### Problem description:
Which lines of the entries contain the word "расхода"? Please list them.

### Exercise data:
Start of Block

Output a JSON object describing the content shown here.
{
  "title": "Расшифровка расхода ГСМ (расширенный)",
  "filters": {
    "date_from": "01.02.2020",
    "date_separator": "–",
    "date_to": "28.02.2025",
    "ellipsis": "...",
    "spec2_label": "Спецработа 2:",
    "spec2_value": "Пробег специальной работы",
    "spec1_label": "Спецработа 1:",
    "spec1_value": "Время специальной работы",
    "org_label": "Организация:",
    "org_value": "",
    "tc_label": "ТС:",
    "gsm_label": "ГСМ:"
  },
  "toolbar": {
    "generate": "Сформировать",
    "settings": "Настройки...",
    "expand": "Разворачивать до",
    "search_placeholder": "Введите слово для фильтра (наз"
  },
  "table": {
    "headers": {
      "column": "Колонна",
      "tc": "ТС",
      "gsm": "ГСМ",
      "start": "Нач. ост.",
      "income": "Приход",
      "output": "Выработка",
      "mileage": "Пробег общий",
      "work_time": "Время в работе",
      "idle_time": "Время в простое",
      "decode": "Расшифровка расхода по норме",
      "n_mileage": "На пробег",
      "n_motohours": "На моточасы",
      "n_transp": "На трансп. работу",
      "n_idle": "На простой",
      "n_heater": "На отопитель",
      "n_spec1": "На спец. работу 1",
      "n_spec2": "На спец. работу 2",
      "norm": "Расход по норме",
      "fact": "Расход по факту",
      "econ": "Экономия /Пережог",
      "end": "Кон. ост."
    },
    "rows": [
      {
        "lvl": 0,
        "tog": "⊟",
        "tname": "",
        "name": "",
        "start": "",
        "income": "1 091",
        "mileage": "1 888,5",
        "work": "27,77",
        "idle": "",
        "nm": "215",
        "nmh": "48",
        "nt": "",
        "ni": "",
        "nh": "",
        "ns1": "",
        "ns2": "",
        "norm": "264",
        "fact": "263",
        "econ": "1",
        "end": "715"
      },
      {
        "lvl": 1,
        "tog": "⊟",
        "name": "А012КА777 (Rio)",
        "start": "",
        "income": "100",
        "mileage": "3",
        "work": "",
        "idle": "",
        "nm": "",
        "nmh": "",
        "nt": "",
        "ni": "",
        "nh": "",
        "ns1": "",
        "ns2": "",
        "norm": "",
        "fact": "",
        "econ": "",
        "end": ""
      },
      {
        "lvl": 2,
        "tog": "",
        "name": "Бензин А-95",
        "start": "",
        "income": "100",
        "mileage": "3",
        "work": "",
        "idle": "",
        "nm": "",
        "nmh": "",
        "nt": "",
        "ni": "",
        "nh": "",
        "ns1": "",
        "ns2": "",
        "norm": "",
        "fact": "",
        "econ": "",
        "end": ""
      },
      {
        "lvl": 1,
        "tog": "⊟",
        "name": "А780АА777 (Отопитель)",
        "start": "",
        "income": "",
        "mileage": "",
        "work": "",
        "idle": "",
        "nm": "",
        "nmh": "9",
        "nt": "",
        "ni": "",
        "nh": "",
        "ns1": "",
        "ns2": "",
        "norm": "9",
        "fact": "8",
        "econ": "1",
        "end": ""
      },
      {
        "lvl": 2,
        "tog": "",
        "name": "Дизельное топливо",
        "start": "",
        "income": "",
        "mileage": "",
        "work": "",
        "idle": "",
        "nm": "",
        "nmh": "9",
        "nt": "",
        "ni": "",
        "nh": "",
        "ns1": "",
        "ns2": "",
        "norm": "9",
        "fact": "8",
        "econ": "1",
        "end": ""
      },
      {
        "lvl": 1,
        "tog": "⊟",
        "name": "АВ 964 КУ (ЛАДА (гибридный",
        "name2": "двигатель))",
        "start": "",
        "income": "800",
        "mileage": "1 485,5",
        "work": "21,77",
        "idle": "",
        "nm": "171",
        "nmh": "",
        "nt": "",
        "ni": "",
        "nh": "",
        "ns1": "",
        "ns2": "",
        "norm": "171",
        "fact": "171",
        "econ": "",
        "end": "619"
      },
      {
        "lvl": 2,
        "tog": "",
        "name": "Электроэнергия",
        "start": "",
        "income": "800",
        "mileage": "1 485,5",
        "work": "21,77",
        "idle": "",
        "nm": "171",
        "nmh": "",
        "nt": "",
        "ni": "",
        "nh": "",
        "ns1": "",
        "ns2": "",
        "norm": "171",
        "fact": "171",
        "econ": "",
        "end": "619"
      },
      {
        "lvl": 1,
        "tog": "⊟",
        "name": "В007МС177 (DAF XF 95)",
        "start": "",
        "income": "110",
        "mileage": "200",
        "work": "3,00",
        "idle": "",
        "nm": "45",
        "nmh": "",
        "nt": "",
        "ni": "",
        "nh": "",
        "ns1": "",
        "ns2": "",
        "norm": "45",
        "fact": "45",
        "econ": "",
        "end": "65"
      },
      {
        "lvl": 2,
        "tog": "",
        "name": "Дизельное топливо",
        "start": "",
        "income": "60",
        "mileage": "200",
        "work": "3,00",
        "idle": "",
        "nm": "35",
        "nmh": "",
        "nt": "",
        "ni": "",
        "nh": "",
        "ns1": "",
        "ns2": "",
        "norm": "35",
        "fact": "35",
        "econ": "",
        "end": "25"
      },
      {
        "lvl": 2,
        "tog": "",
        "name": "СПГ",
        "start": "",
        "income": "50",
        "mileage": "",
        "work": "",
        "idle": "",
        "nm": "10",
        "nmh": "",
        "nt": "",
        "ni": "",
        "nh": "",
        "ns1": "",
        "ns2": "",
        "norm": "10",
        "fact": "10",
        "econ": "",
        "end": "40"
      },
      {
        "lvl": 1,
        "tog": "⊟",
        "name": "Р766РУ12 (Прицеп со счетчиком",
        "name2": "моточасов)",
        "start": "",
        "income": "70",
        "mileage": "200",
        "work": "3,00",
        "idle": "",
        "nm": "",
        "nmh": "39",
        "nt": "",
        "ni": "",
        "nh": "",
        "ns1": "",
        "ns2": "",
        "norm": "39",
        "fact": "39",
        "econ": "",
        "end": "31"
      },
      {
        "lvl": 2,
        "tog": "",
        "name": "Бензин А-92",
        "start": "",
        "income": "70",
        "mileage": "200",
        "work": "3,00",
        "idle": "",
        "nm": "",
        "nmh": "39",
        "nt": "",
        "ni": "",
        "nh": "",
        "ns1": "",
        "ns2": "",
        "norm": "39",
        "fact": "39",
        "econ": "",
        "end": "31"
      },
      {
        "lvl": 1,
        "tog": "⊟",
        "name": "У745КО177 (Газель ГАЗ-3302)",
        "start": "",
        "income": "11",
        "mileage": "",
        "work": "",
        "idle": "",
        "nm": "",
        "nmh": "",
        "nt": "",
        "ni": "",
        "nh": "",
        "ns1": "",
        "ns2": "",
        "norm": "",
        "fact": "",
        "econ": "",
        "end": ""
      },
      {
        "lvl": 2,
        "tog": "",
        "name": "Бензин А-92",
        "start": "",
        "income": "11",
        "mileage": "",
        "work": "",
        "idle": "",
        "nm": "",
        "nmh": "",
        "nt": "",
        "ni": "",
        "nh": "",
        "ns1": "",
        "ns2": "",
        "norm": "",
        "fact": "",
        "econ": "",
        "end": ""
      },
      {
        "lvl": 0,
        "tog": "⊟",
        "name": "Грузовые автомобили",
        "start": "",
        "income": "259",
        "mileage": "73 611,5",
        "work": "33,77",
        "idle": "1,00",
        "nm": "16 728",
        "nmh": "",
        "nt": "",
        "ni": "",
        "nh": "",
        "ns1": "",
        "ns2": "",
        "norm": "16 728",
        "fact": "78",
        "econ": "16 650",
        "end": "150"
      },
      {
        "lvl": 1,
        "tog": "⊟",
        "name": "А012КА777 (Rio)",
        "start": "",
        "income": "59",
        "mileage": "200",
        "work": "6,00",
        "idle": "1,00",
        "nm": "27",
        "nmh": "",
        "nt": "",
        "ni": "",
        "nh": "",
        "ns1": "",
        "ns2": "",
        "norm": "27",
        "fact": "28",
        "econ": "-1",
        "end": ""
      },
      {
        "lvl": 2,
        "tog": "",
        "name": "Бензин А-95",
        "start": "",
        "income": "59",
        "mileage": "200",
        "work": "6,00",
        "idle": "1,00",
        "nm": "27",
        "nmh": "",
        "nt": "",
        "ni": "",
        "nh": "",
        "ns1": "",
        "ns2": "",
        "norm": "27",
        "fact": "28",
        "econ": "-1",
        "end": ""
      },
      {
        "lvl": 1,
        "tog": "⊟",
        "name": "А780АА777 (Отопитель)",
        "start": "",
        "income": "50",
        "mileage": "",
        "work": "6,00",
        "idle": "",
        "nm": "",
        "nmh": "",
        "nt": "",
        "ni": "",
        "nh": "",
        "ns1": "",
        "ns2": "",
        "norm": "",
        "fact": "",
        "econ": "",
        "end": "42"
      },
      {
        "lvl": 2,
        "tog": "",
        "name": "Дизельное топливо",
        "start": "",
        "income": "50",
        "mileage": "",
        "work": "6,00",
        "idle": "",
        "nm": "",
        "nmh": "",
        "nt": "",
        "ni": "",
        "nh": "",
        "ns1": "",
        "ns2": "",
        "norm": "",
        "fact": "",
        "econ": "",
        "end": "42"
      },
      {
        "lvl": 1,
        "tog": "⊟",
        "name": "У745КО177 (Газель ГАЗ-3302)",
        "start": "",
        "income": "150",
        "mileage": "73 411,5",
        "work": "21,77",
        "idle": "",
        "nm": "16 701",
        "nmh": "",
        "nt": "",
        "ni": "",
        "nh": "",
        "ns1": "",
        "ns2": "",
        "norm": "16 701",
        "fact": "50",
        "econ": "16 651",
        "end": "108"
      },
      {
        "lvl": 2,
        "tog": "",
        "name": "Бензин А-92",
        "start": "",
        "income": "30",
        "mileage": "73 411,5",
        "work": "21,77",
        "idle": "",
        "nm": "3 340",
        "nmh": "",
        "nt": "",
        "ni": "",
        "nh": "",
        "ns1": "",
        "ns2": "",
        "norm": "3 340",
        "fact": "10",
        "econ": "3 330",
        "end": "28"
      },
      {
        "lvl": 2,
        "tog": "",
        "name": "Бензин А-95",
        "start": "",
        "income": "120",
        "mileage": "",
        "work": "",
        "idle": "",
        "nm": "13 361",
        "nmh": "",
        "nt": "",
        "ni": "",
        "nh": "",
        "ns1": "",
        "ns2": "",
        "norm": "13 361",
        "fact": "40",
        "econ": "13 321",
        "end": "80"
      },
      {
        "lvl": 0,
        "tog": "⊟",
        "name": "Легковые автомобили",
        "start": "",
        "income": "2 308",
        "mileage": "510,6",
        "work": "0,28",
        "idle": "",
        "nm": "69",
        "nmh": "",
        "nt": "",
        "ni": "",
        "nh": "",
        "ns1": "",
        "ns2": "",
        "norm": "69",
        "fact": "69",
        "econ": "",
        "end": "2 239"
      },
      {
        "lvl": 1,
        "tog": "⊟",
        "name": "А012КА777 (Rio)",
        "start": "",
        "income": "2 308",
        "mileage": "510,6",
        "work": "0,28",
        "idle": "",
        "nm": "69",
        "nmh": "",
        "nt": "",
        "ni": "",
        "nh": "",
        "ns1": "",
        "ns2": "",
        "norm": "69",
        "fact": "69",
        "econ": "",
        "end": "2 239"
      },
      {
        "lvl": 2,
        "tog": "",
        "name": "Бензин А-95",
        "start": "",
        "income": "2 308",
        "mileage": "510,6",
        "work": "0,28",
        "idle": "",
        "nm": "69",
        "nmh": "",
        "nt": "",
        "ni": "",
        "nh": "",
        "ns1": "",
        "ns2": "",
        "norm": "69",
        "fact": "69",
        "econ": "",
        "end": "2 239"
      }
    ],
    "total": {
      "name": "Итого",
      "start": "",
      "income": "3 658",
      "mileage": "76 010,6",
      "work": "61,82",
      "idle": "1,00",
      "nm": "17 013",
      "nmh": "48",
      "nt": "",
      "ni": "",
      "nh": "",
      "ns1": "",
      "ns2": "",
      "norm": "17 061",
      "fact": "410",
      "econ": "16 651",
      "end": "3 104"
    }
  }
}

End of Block

### Result:
  "title": "Расшифровка расхода ГСМ (расширенный)",
      "decode": "Расшифровка расхода по норме",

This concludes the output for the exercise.